From 27 July to 12 August, the submarine refitted at Guam in preparation for her fourth war patrol, but that patrol never occurred. While she conducted post refit training, the Japanese capitulation ended hostilities. On 18 August, she got underway from Guam to return to the United States. She transited the Panama Canal on 16 September and reported for duty with the Atlantic Fleet. Six days later, she tied up at the naval base at Staten Island, New York.
The balance of Threadfin’s 28-year career proved to be routine in nature. Initially, she operated out of New London, Connecticut, serving as a training platform for the officers and men learning the ropes at the Submarine School. That duty apparently lasted until December 1952, at which time the submarine was decommissioned to enter the Portsmouth Naval Shipyard for an extended conversion overhaul. Over the next eight months, Threadfin received extensive modifications in an effort to make her more effective in underwater operations, more truly a submarine than simply a submersible. When she emerged from the shipyard the following summer, her hull had been streamlined and her sail modified. In addition, she lost one of her four diesel engines to make room for auxiliary equipment displaced by an expanded sonar facility. Finally, her underwater performance was boosted by the installation of two “greater capacity” batteries, they actually produced the same power as the old style batteries but in a smaller, lighter physical plant, and a snorkel for extended submerged cruising. At the completion of her Greater Underwater Propulsion Power Program (GUPPY) conversion, Threadfin was recommissioned at Portsmouth on 7 August 1953 with Lieutenant Commander Daniel G. Bailey in command. In October, she conducted her post conversion shakedown cruise and, early the following month, reported for duty as a unit of Submarine Squadron 4 at Key West, Florida.
Over the remaining 19 years of her career, Threadfin operated off the East Coast. She participated in several exercises each year and frequently conducted summer training cruises for United States Naval Academy and NROTC midshipmen. Though based in Key West, she made visits to ports on the Gulf of Mexico such as New Orleans, Louisiana, and often ventured north to New London, Connecticut.

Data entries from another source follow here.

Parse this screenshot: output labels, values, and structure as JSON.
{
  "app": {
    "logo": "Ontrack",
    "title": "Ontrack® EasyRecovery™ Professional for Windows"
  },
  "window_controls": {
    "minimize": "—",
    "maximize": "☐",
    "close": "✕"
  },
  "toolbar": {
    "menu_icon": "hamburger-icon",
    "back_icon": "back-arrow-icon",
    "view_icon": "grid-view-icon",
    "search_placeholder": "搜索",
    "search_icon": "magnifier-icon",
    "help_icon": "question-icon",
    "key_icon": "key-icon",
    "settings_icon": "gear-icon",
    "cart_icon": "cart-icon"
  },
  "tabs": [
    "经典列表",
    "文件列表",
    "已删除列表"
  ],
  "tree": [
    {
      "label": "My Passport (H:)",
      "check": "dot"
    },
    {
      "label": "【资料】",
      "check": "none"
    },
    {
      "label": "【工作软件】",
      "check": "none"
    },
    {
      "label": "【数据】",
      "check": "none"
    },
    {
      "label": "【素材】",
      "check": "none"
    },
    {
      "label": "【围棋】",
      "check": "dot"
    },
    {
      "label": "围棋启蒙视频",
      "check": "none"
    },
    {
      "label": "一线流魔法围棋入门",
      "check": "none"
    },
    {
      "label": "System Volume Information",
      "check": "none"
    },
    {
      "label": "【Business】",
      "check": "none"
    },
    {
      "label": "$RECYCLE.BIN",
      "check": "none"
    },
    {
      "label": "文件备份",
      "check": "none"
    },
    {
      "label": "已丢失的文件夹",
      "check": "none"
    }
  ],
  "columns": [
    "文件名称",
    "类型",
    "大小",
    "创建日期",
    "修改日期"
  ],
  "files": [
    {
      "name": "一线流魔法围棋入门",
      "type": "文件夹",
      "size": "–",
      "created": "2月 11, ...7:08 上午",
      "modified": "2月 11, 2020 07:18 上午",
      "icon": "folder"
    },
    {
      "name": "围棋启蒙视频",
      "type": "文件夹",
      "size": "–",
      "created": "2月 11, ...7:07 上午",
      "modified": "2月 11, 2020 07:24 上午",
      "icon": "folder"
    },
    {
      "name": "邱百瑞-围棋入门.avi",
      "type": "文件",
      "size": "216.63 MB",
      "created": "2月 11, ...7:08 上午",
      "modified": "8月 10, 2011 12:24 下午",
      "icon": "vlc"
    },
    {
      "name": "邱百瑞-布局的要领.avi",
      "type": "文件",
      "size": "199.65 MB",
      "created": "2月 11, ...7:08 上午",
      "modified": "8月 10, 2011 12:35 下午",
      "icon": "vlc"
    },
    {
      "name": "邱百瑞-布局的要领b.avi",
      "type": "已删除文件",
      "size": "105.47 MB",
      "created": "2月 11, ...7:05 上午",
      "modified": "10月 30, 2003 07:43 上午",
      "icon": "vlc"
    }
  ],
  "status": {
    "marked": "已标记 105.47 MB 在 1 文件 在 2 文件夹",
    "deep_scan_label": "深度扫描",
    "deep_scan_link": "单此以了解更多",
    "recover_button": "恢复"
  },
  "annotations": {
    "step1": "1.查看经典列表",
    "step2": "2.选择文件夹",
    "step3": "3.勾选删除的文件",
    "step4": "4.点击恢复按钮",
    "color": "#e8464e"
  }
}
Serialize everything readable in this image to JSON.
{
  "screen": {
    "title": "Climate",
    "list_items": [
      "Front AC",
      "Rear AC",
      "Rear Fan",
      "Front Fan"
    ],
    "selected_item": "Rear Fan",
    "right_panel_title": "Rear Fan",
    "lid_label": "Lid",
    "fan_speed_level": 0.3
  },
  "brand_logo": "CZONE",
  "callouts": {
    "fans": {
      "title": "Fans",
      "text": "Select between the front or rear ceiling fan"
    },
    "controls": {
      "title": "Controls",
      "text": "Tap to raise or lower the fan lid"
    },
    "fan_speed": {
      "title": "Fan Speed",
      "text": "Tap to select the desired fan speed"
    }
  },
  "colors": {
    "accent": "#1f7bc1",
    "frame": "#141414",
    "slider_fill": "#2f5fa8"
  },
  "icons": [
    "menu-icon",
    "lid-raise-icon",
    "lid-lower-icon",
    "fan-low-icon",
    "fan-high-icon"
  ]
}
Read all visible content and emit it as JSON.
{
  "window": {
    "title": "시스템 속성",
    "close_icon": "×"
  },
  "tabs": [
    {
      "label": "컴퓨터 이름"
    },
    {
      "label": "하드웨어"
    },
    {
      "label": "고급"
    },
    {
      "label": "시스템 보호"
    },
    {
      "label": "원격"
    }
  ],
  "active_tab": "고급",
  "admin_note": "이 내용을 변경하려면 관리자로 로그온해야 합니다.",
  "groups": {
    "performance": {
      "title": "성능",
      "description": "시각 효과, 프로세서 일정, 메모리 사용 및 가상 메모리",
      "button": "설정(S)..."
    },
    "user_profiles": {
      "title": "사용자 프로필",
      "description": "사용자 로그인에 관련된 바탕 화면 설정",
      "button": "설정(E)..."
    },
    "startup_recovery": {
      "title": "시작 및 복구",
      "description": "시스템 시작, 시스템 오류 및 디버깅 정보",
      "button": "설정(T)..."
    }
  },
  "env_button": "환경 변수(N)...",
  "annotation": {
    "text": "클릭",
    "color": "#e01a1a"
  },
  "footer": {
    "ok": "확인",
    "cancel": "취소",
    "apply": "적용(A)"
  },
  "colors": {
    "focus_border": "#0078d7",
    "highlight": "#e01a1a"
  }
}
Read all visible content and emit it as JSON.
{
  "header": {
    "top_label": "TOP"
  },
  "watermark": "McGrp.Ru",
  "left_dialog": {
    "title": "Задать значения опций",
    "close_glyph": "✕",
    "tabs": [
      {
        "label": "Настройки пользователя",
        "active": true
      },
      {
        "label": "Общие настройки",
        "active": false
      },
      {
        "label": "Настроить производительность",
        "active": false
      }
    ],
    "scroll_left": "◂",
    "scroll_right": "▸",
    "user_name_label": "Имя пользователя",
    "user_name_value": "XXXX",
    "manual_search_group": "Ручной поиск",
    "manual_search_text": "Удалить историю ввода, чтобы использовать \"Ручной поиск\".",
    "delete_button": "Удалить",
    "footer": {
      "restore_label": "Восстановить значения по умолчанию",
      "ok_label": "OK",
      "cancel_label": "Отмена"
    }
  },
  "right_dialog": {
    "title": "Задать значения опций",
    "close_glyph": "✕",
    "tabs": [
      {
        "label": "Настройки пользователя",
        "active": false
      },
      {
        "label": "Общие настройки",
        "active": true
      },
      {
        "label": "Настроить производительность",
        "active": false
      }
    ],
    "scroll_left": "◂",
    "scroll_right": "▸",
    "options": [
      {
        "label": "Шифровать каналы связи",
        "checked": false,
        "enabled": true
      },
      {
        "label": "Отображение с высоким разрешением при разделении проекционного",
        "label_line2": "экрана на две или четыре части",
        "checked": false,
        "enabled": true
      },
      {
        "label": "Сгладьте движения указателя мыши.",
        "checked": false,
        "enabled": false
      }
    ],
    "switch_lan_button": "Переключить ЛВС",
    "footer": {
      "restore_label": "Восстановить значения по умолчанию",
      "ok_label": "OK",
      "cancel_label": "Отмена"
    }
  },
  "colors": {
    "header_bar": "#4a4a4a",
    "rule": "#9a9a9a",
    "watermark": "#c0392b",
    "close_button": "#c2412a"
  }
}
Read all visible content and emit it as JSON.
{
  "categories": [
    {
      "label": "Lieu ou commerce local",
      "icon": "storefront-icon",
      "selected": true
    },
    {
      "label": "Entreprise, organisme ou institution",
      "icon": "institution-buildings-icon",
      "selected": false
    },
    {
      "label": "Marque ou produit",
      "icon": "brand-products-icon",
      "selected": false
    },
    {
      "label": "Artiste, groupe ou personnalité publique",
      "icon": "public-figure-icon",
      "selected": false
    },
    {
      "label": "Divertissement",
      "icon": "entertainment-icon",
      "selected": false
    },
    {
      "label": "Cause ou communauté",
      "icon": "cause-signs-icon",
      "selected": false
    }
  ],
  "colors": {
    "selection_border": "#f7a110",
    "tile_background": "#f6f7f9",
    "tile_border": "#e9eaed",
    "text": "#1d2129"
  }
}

In October 1962, she participated in President of the United States John F. Kennedy's quarantine of Cuba during the Cuban Missile Crisis. The following summer, the submarine made what, on the basis of sparse records, appears to be her only post war overseas deployment with the Sixth Fleet in the Mediterranean Sea.
Turkish Navy service
After successive years of routine operations in the Caribbean Sea and Atlantic Ocean, Threadfin was placed out of commission on 18 August 1972 and transferred to Turkey that same day. She served in the Turkish Navy, on loan, as TCG 1. İnonu (S 346) until the following summer. On 1 August 1973, her name was struck from the American Naval Vessel Register. Two weeks later, the loan expired, she was returned to the United States Navy, and sold to Turkey. In mid 1998 she was still in active service in the Turkish Navy. She has reportedly been decommissioned since then.
Honors and awards
Threadfin was awarded three battle stars for World War II service.